PROBLEM — Restate the listing below word for word, and leave its pictures behind.

DATA PROVIDED —

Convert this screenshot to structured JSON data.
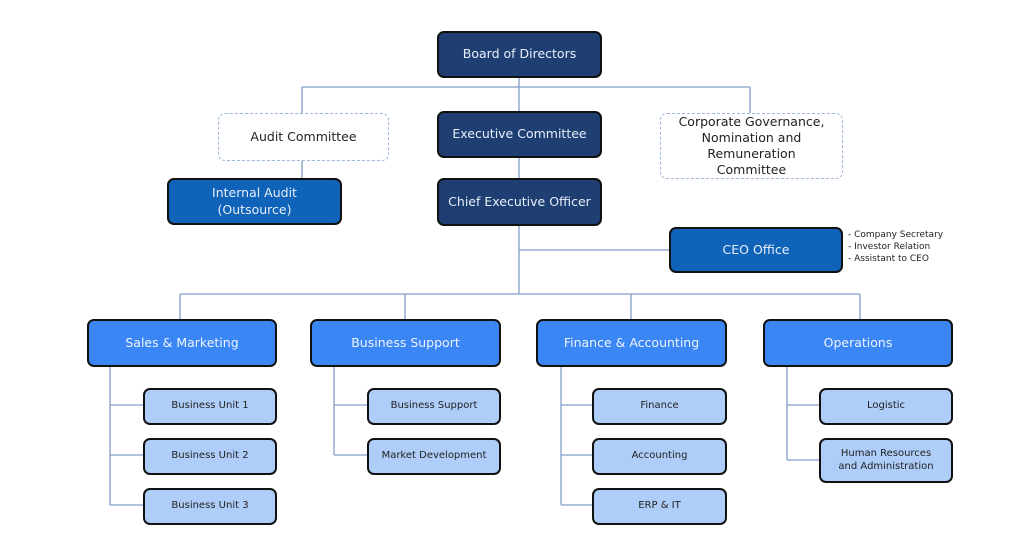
{
  "board": "Board of Directors",
  "audit_committee": "Audit Committee",
  "executive_committee": "Executive Committee",
  "governance_committee": "Corporate Governance, Nomination and Remuneration Committee",
  "internal_audit": "Internal Audit (Outsource)",
  "ceo": "Chief Executive Officer",
  "ceo_office": {
    "label": "CEO Office",
    "notes": [
      "- Company Secretary",
      "- Investor Relation",
      "- Assistant to CEO"
    ]
  },
  "divisions": [
    {
      "label": "Sales & Marketing",
      "units": [
        "Business Unit 1",
        "Business Unit 2",
        "Business Unit 3"
      ]
    },
    {
      "label": "Business Support",
      "units": [
        "Business Support",
        "Market Development"
      ]
    },
    {
      "label": "Finance & Accounting",
      "units": [
        "Finance",
        "Accounting",
        "ERP & IT"
      ]
    },
    {
      "label": "Operations",
      "units": [
        "Logistic",
        "Human Resources and Administration"
      ]
    }
  ],
  "colors": {
    "executive": "#1f3f73",
    "ceo_office": "#0f63b8",
    "division": "#3a86f5",
    "unit": "#aecdf8",
    "connector": "#7f9fc9"
  }
}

ANSWER FOR THE TASK —
Convert this screenshot to structured JSON data.
{
  "board": "Board of Directors",
  "audit_committee": "Audit Committee",
  "executive_committee": "Executive Committee",
  "governance_committee": "Corporate Governance, Nomination and Remuneration Committee",
  "internal_audit": "Internal Audit (Outsource)",
  "ceo": "Chief Executive Officer",
  "ceo_office": {
    "label": "CEO Office",
    "notes": [
      "- Company Secretary",
      "- Investor Relation",
      "- Assistant to CEO"
    ]
  },
  "divisions": [
    {
      "label": "Sales & Marketing",
      "units": [
        "Business Unit 1",
        "Business Unit 2",
        "Business Unit 3"
      ]
    },
    {
      "label": "Business Support",
      "units": [
        "Business Support",
        "Market Development"
      ]
    },
    {
      "label": "Finance & Accounting",
      "units": [
        "Finance",
        "Accounting",
        "ERP & IT"
      ]
    },
    {
      "label": "Operations",
      "units": [
        "Logistic",
        "Human Resources and Administration"
      ]
    }
  ],
  "colors": {
    "executive": "#1f3f73",
    "ceo_office": "#0f63b8",
    "division": "#3a86f5",
    "unit": "#aecdf8",
    "connector": "#7f9fc9"
  }
}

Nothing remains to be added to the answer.